Celebrated by cinephiles, Todd Haynes is a hit-or-miss director for me. Sometimes I love his work, and sometimes I find it incredibly dull. May December, starring Natalie Portman and Julianne Moore, unfortunately falls squarely into the latter category.
Moore plays Gracie, but effectively she is Mary Kay Letourneau, the notorious teacher known for having sex with, and getting pregnant by, 12-year-old Vili Fualaau. After she was released from prison, they ended up getting married, which was fucked up at the time and gets even more fucked up the more you think about it.
May December is set many years later and is a character study of sorts, interested in exploring the dynamics of a sexual predator who sees nothing wrong with what she did and a husband (played by Charles Melton) who is only semi-aware of the twisted relationship he’s ensnared in. Natalie Portman plays Elizabeth, an actress who looks a lot like Natalie Portman, who starts probing for answers as she prepares to play Gracie on screen.
This whole movie is a dud.
Some critics have called it awkwardly funny (IMDB lists it as a Comedy-Drama), but apparently the humor was so intelligent it went through my slow brain without registering. May December is indeed awkward, but only in how awkwardly bland it is.

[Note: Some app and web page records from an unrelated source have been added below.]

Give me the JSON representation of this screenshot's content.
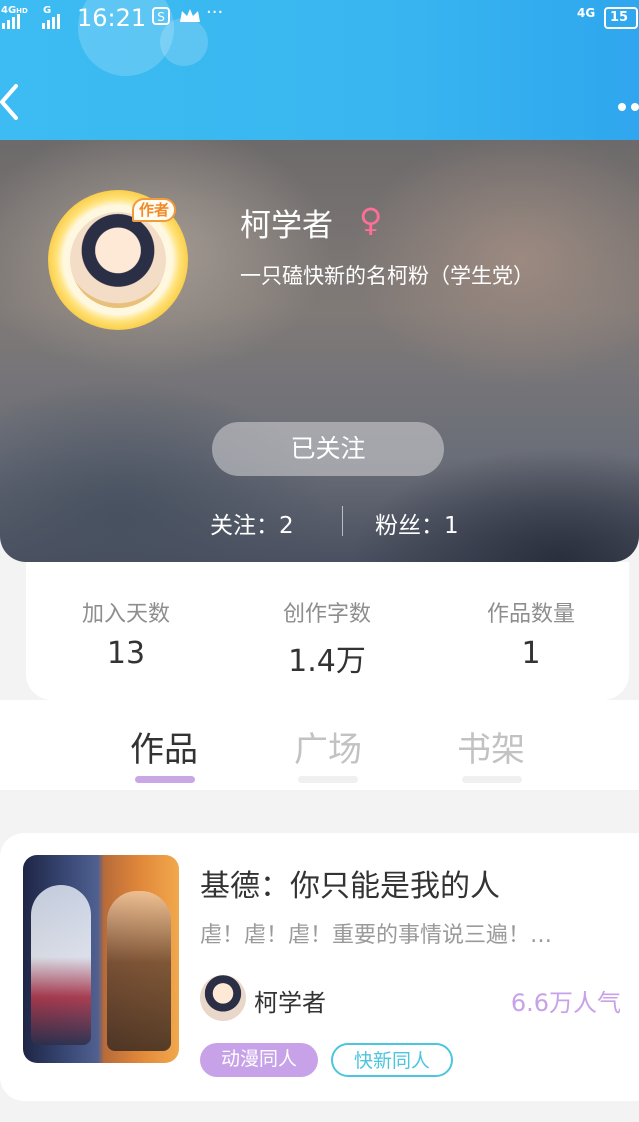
{
  "status_bar": {
    "signal1": "4G",
    "signal1_sup": "HD",
    "signal2": "G",
    "time": "16:21",
    "network_right": "4G",
    "battery": "15"
  },
  "profile": {
    "avatar_tag": "作者",
    "name": "柯学者",
    "gender_symbol": "♀",
    "bio": "一只磕快新的名柯粉（学生党）",
    "follow_button": "已关注",
    "following_text": "关注：2",
    "fans_text": "粉丝：1"
  },
  "stats": [
    {
      "label": "加入天数",
      "value": "13"
    },
    {
      "label": "创作字数",
      "value": "1.4万"
    },
    {
      "label": "作品数量",
      "value": "1"
    }
  ],
  "tabs": [
    {
      "label": "作品",
      "active": true
    },
    {
      "label": "广场",
      "active": false
    },
    {
      "label": "书架",
      "active": false
    }
  ],
  "work": {
    "title": "基德：你只能是我的人",
    "summary": "虐！虐！虐！重要的事情说三遍！…",
    "author": "柯学者",
    "popularity": "6.6万人气",
    "tags": [
      "动漫同人",
      "快新同人"
    ]
  },
  "colors": {
    "header_blue": "#39b6f0",
    "accent_purple": "#c7a2e8",
    "tag_cyan": "#4cc6df",
    "gender_pink": "#ff6e97"
  }
}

There are some compelling elements at play. Gracie is a troubled soul, and Julianne Moore is perfectly cast. There are a few scenes that really pull at the facade of a normal existence for her and her much younger hubbie, with Moore perfectly playing with the complex and twisted dynamics in effect.

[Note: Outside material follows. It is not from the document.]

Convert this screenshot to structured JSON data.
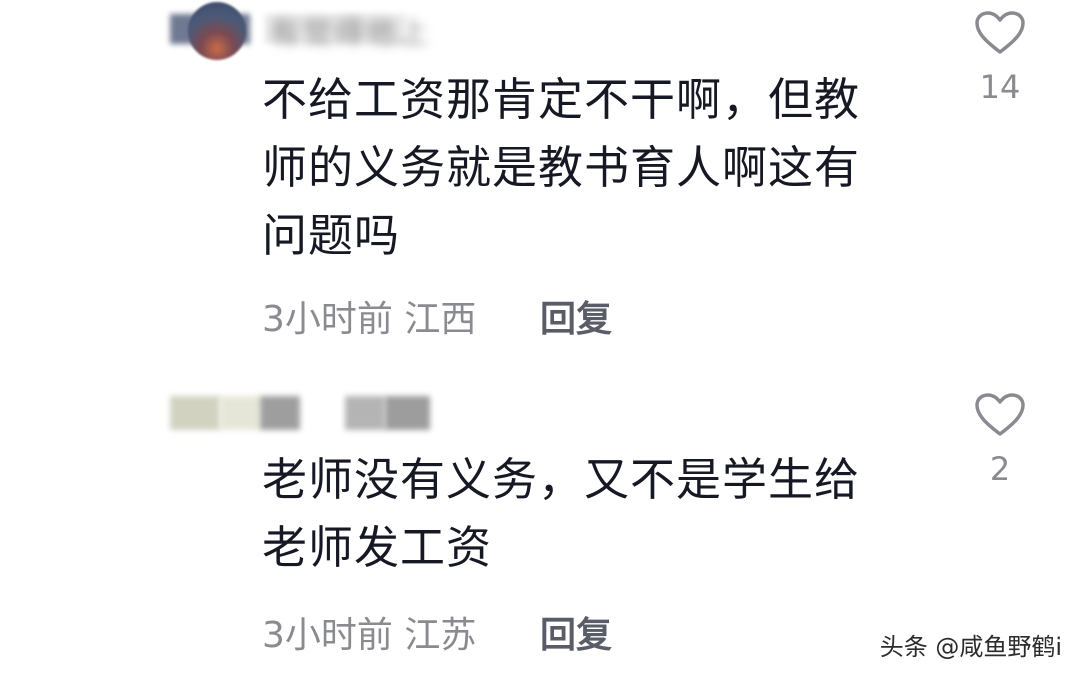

But Haynes is more interested in Elizabeth, a character that did absolutely nothing for me. Portman isn’t bad, but she didn’t stand a chance. And by design or not, Melton plays an empty vessel; his character had potential to be the most fascinating of the bunch, but all I remember is him staring off into space.
May December may work for some, but it’s a whopper of a nothingburger for me. Its only saving grace is Julianne Moore’s stellar performance, but that’s not enough to justify wasting two hours of your life. You can thank me later.
Review by Erik Samdahl unless otherwise indicated.